Once the implant was placed and it perforated the sinus membrane, the chance that the implant healing would be successful would be much less, but there have been some cases where they heal if the membrane of the sinus is not perforated.  Most likely the membrane was perforated during the drilling or implant placement.  It could also be damaged during the removal, but if placed in normal bone the only way it could happen if the implant failed from the beginning and created enough inflammation to damage the bone.

Knowing if the implant failed is sometimes difficult to know if there are no symptoms.  There have been many implants placed over the years for many surgeon who discover a failure, even if the implant was placed in solid bone, some implants still fail for a number of different reasons and they are not discovered until the implant is expose and a healing cap is placed and found not solid.  

The tear can repair on is own, but may times it will not heal.  A knowledgeable oral and maxillofacial surgeon often needs to make a water tight seal from the mouth to not allow saliva or other contaminants to gain entrance to the healing membrane.  When a surgeon seals the wound the membrane can heal, but it can take a few months.  

So it is healable, but only if done by a skilled surgeon.  If you have any additional questions, feel free to contact me again.

---------- FOLLOW-UP ----------

QUESTION: Dear Dr. Tieg,
Thank you so much for your prompt and very detailed answer.  After the oral surgeon visit, and since I was in agony, he wanted me to follow up with an ENT to get a second opinion.   The ENT said that after looking at the CT scan (which I had on 9/16) and then he put a scope up my nose (9/18) to check out whatís going on, he said in his opinion the inflammation was already going down and he did see pus/infection with the scope.  He also saw the tear and thought it would heal on its own.  I followed up today (9/21) with my oral surgeon to check out the gum closing and have a follow up in 2 weeks with the ENT to make sure everything is healing properly and the tear has hopefully healed on its own.

Iíd like to know how I can tactfully ask the oral surgeon, if there was a possibility this happened when he first put the implant in (wouldnít I have had lots of pain?).   Anything else I should ask him?

He did say heíd give me a refund, although I sort of missed out on most of that because I had it done in the beginning of the year when my insurance paid for half.  And I say I missed out because then I had to pay out of pocket for all future dental work.  Again Dr. Tieg thank you so much for your expertise.

Sharon -  It is a difficult question to answer.  I don't know your surgeon and how attentive he is to his preparations.  You would not know if there was an opening at the time of the implant insertion.  The insertion will create a tight seal to the opening and many patients would not be aware.  The question is if the doctor did know when he placed it.  If it occurred during his drilling then he would know, but if inserting the implant broke open the bone into the sinus, then it's possible that he didn't know.  He should have taken xrays immediately after the implant placement and that should have given an indication that the implant perforated into the sinus.

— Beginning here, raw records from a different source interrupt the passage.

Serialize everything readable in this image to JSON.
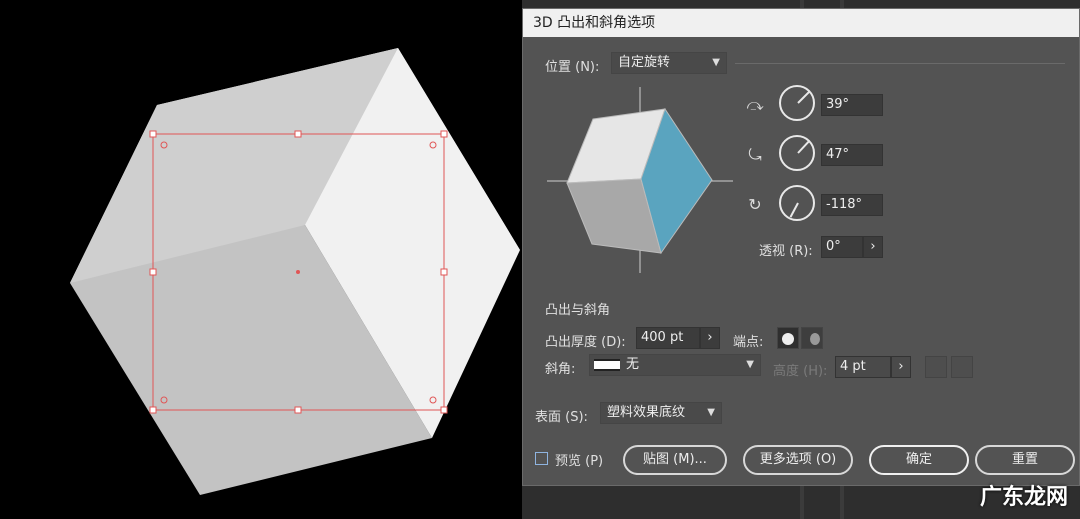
{
  "dialog": {
    "title": "3D 凸出和斜角选项",
    "position_label": "位置 (N):",
    "position_value": "自定旋转",
    "rotation": {
      "x_value": "39°",
      "y_value": "47°",
      "z_value": "-118°"
    },
    "perspective_label": "透视 (R):",
    "perspective_value": "0°",
    "extrude_section_title": "凸出与斜角",
    "extrude_depth_label": "凸出厚度 (D):",
    "extrude_depth_value": "400 pt",
    "cap_label": "端点:",
    "bevel_label": "斜角:",
    "bevel_value": "无",
    "height_label": "高度 (H):",
    "height_value": "4 pt",
    "surface_label": "表面 (S):",
    "surface_value": "塑料效果底纹",
    "preview_label": "预览 (P)",
    "map_button": "贴图 (M)...",
    "more_options_button": "更多选项 (O)",
    "ok_button": "确定",
    "reset_button": "重置"
  },
  "preview_cube_colors": {
    "top": "#e6e6e6",
    "left": "#a8a8a8",
    "right": "#5aa4bf"
  },
  "watermark": "广东龙网"
}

So, I guess he may not have known,  I don't know what else you can ask.  This is a situation that he should have  been aware of.  I'm so sorry I cannot help more.

Oral Surgery

All Answers

Answers by Expert:

Ask Experts


Joel S. Teig, DMD, Diplomate ABOMS, retired


I am a board certified oral and maxillofacial surgeon available to answer questions related to tooth extractions, implant insertion, facial recontruction, facial and oral tumor removal, TMJ dysfunction and various successful treatments, including surgery if all else fails, and occlusal discrepancy requiring orthognathic or jaw surgery.


Board Certified Oral and Maxillofacial Surgeon practicing for over 20 years. Assistant Clincal Professor at State University School of Dentistry.

American Dental Association, American Association of Oral and Maxillofacial Surgeons, American Board of Oral and Maxillofacial Surgeons

BA- University of Connecticut DMD-University of Pennsylvania School of Dental Medicine Oral and Maxillofacial Surgical Residency - Roosevelt Hospital, NYC

©2017 All rights reserved.